**EXCERPTED DATA:**
+ + + +
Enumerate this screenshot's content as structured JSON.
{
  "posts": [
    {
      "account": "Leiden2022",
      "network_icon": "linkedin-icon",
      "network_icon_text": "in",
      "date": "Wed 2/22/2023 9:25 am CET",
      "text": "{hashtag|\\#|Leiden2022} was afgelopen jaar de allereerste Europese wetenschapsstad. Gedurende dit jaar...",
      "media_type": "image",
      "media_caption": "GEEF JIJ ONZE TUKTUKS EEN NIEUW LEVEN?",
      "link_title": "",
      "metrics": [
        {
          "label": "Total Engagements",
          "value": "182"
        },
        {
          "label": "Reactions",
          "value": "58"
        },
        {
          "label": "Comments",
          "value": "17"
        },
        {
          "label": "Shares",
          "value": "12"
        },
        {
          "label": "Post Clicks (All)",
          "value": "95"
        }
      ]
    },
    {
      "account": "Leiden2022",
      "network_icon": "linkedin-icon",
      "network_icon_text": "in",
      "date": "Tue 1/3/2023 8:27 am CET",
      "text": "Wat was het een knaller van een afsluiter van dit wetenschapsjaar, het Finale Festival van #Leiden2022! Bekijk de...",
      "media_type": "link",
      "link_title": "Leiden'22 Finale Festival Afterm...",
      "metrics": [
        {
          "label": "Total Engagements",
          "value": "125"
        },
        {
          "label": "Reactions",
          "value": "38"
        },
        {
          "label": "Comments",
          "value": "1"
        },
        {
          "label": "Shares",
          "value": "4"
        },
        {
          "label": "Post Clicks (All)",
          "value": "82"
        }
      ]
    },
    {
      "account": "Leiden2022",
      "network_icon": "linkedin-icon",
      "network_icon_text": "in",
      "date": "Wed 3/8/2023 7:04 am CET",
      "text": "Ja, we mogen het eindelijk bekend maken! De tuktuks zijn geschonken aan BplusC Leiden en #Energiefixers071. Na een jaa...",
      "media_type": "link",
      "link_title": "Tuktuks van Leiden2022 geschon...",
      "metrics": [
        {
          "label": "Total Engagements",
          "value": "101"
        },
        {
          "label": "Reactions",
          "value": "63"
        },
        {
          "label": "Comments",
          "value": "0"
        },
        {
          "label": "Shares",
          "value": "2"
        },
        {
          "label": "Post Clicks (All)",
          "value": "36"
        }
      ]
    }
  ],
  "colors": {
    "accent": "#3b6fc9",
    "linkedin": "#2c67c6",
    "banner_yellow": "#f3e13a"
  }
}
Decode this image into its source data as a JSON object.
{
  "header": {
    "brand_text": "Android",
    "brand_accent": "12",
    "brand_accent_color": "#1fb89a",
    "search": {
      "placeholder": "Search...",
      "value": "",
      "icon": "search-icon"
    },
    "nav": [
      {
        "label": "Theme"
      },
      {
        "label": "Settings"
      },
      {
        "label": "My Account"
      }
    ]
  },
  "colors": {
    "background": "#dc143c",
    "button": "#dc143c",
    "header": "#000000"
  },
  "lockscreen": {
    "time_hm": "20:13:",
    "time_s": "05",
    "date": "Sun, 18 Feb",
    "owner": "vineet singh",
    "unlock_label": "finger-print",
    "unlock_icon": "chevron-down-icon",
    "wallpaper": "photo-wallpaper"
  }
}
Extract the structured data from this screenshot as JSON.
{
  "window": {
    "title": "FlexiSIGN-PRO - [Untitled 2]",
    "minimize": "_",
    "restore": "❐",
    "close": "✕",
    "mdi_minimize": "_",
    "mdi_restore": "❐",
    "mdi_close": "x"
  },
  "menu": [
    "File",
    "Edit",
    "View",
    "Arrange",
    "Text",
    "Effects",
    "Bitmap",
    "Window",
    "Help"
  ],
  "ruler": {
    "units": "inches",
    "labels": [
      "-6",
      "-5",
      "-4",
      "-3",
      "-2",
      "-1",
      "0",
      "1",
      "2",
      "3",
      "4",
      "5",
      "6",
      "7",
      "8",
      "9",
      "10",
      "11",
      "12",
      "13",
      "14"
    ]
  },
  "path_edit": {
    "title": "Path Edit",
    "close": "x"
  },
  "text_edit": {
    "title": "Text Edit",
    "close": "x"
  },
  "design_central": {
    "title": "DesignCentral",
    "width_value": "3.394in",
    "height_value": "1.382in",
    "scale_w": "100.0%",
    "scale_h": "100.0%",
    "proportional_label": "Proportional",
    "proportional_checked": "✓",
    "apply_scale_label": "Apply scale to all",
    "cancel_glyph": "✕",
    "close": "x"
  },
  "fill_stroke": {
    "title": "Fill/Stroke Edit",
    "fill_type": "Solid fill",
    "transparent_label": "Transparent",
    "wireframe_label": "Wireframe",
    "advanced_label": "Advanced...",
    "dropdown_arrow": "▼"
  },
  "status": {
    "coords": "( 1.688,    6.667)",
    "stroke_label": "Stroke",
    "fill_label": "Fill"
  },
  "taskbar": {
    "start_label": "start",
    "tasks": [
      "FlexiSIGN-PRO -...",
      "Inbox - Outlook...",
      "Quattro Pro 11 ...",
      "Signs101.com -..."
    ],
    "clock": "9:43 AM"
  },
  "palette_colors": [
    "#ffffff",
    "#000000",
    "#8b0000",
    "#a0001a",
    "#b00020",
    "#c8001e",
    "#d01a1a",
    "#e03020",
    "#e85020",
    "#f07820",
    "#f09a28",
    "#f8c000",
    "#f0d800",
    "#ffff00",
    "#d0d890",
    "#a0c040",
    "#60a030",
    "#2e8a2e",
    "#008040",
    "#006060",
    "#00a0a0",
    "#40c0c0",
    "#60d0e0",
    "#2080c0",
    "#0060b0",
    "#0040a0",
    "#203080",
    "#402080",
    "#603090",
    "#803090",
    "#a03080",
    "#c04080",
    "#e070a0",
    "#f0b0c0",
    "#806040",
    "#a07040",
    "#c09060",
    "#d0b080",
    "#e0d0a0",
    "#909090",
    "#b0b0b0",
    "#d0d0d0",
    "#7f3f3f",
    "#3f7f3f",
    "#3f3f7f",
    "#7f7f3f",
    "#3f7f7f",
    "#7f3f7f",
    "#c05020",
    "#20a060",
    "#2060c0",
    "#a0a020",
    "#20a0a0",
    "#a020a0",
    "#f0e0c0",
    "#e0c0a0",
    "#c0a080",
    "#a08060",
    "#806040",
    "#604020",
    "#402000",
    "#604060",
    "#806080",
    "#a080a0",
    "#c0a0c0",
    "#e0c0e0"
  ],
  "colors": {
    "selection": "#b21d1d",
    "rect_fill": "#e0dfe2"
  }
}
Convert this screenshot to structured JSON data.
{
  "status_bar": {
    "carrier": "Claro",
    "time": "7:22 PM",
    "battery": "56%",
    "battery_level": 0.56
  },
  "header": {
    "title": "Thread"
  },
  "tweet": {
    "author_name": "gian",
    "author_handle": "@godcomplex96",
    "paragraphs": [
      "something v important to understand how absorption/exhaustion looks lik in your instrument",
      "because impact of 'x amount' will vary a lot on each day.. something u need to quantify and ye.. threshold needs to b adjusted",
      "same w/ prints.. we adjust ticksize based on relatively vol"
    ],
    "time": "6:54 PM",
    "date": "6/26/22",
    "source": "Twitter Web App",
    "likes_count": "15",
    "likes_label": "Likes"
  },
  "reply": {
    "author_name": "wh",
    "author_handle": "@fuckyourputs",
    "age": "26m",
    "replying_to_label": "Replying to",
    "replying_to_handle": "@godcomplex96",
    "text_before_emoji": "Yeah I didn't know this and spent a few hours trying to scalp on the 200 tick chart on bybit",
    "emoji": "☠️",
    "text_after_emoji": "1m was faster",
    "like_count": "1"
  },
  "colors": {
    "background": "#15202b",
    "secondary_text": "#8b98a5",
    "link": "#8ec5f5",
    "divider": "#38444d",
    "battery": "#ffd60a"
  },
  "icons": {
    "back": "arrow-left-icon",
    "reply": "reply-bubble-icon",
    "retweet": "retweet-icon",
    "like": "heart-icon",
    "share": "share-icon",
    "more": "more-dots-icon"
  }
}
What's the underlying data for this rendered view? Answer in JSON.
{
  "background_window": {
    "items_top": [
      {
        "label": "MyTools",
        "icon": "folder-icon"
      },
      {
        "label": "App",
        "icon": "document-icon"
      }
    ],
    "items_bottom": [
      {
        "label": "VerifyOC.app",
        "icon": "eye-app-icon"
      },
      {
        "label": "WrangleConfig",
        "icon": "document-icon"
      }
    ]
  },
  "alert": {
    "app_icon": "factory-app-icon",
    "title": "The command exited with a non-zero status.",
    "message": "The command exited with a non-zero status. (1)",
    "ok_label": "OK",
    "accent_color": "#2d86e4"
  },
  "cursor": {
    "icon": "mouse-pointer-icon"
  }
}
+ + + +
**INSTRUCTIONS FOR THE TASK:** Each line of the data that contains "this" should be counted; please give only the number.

**WRITTEN SOLUTION:** 6